--- EXERCISE REQUIREMENTS ---
Word for word, copy each record that comes after this.

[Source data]
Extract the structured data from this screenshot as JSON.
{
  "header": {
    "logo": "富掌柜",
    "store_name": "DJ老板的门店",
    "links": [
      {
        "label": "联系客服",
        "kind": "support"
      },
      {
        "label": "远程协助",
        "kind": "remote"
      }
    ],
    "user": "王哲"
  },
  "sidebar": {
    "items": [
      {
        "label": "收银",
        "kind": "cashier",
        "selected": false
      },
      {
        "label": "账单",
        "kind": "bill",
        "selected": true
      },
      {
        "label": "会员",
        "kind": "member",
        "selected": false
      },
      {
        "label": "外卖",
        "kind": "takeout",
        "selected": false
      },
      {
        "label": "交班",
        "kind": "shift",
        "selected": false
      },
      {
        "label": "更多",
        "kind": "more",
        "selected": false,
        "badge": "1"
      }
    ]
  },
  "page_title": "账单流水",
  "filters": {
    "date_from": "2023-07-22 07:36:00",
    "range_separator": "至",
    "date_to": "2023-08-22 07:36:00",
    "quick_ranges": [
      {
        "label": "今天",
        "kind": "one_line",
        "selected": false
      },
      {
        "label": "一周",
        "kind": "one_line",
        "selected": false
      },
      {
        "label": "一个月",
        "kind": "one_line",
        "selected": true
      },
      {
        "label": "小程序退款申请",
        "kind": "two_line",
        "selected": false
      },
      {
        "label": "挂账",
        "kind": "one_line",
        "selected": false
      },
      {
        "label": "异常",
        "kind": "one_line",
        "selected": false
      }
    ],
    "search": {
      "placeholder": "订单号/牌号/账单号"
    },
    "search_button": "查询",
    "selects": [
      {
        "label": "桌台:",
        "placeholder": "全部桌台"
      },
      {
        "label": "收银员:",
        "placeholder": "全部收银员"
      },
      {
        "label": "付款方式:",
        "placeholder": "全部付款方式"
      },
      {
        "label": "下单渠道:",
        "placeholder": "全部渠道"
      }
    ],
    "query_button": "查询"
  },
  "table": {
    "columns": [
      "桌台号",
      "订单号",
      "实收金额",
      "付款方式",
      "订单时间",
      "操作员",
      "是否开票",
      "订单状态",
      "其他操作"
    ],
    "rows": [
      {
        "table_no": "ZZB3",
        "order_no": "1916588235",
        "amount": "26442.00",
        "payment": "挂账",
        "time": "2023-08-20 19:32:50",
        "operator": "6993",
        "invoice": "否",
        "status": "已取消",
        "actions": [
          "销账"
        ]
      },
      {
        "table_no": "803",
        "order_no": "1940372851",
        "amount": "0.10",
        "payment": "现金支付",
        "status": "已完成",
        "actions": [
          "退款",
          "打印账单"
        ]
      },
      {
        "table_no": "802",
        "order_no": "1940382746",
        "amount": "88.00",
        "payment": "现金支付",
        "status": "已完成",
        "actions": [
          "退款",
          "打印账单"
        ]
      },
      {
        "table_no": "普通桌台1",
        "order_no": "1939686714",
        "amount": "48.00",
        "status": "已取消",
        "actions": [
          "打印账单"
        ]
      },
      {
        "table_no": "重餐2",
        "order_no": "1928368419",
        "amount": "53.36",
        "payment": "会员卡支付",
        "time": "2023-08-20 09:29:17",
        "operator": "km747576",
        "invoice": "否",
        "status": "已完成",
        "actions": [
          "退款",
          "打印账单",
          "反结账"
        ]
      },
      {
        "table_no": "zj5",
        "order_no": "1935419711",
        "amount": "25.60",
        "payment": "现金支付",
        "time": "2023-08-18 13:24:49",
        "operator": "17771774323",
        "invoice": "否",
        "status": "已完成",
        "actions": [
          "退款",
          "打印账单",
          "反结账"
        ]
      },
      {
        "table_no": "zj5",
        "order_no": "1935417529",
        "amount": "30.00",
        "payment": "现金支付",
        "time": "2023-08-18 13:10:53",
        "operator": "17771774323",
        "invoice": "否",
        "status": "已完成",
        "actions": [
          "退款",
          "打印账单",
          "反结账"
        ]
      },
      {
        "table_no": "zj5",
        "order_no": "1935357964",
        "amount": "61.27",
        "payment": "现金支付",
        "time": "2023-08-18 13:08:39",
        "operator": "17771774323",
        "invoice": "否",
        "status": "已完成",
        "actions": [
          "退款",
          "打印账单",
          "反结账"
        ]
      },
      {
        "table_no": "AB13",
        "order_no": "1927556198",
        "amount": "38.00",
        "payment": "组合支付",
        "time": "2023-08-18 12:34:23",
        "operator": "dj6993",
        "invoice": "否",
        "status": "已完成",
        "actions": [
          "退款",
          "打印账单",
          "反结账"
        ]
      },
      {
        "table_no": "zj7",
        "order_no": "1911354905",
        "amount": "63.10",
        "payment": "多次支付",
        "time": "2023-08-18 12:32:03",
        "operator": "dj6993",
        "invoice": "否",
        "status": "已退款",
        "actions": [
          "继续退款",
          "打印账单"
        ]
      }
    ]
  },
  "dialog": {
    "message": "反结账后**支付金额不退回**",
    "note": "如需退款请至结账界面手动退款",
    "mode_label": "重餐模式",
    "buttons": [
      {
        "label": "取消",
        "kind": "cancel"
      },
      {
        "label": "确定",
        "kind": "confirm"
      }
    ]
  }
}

--- EXERCISE SOLUTION ---
Extract the structured data from this screenshot as JSON.
{
  "header": {
    "logo": "富掌柜",
    "store_name": "DJ老板的门店",
    "links": [
      {
        "label": "联系客服",
        "kind": "support"
      },
      {
        "label": "远程协助",
        "kind": "remote"
      }
    ],
    "user": "王哲"
  },
  "sidebar": {
    "items": [
      {
        "label": "收银",
        "kind": "cashier",
        "selected": false
      },
      {
        "label": "账单",
        "kind": "bill",
        "selected": true
      },
      {
        "label": "会员",
        "kind": "member",
        "selected": false
      },
      {
        "label": "外卖",
        "kind": "takeout",
        "selected": false
      },
      {
        "label": "交班",
        "kind": "shift",
        "selected": false
      },
      {
        "label": "更多",
        "kind": "more",
        "selected": false,
        "badge": "1"
      }
    ]
  },
  "page_title": "账单流水",
  "filters": {
    "date_from": "2023-07-22 07:36:00",
    "range_separator": "至",
    "date_to": "2023-08-22 07:36:00",
    "quick_ranges": [
      {
        "label": "今天",
        "kind": "one_line",
        "selected": false
      },
      {
        "label": "一周",
        "kind": "one_line",
        "selected": false
      },
      {
        "label": "一个月",
        "kind": "one_line",
        "selected": true
      },
      {
        "label": "小程序退款申请",
        "kind": "two_line",
        "selected": false
      },
      {
        "label": "挂账",
        "kind": "one_line",
        "selected": false
      },
      {
        "label": "异常",
        "kind": "one_line",
        "selected": false
      }
    ],
    "search": {
      "placeholder": "订单号/牌号/账单号"
    },
    "search_button": "查询",
    "selects": [
      {
        "label": "桌台:",
        "placeholder": "全部桌台"
      },
      {
        "label": "收银员:",
        "placeholder": "全部收银员"
      },
      {
        "label": "付款方式:",
        "placeholder": "全部付款方式"
      },
      {
        "label": "下单渠道:",
        "placeholder": "全部渠道"
      }
    ],
    "query_button": "查询"
  },
  "table": {
    "columns": [
      "桌台号",
      "订单号",
      "实收金额",
      "付款方式",
      "订单时间",
      "操作员",
      "是否开票",
      "订单状态",
      "其他操作"
    ],
    "rows": [
      {
        "table_no": "ZZB3",
        "order_no": "1916588235",
        "amount": "26442.00",
        "payment": "挂账",
        "time": "2023-08-20 19:32:50",
        "operator": "6993",
        "invoice": "否",
        "status": "已取消",
        "actions": [
          "销账"
        ]
      },
      {
        "table_no": "803",
        "order_no": "1940372851",
        "amount": "0.10",
        "payment": "现金支付",
        "status": "已完成",
        "actions": [
          "退款",
          "打印账单"
        ]
      },
      {
        "table_no": "802",
        "order_no": "1940382746",
        "amount": "88.00",
        "payment": "现金支付",
        "status": "已完成",
        "actions": [
          "退款",
          "打印账单"
        ]
      },
      {
        "table_no": "普通桌台1",
        "order_no": "1939686714",
        "amount": "48.00",
        "status": "已取消",
        "actions": [
          "打印账单"
        ]
      },
      {
        "table_no": "重餐2",
        "order_no": "1928368419",
        "amount": "53.36",
        "payment": "会员卡支付",
        "time": "2023-08-20 09:29:17",
        "operator": "km747576",
        "invoice": "否",
        "status": "已完成",
        "actions": [
          "退款",
          "打印账单",
          "反结账"
        ]
      },
      {
        "table_no": "zj5",
        "order_no": "1935419711",
        "amount": "25.60",
        "payment": "现金支付",
        "time": "2023-08-18 13:24:49",
        "operator": "17771774323",
        "invoice": "否",
        "status": "已完成",
        "actions": [
          "退款",
          "打印账单",
          "反结账"
        ]
      },
      {
        "table_no": "zj5",
        "order_no": "1935417529",
        "amount": "30.00",
        "payment": "现金支付",
        "time": "2023-08-18 13:10:53",
        "operator": "17771774323",
        "invoice": "否",
        "status": "已完成",
        "actions": [
          "退款",
          "打印账单",
          "反结账"
        ]
      },
      {
        "table_no": "zj5",
        "order_no": "1935357964",
        "amount": "61.27",
        "payment": "现金支付",
        "time": "2023-08-18 13:08:39",
        "operator": "17771774323",
        "invoice": "否",
        "status": "已完成",
        "actions": [
          "退款",
          "打印账单",
          "反结账"
        ]
      },
      {
        "table_no": "AB13",
        "order_no": "1927556198",
        "amount": "38.00",
        "payment": "组合支付",
        "time": "2023-08-18 12:34:23",
        "operator": "dj6993",
        "invoice": "否",
        "status": "已完成",
        "actions": [
          "退款",
          "打印账单",
          "反结账"
        ]
      },
      {
        "table_no": "zj7",
        "order_no": "1911354905",
        "amount": "63.10",
        "payment": "多次支付",
        "time": "2023-08-18 12:32:03",
        "operator": "dj6993",
        "invoice": "否",
        "status": "已退款",
        "actions": [
          "继续退款",
          "打印账单"
        ]
      }
    ]
  },
  "dialog": {
    "message": "反结账后**支付金额不退回**",
    "note": "如需退款请至结账界面手动退款",
    "mode_label": "重餐模式",
    "buttons": [
      {
        "label": "取消",
        "kind": "cancel"
      },
      {
        "label": "确定",
        "kind": "confirm"
      }
    ]
  }
}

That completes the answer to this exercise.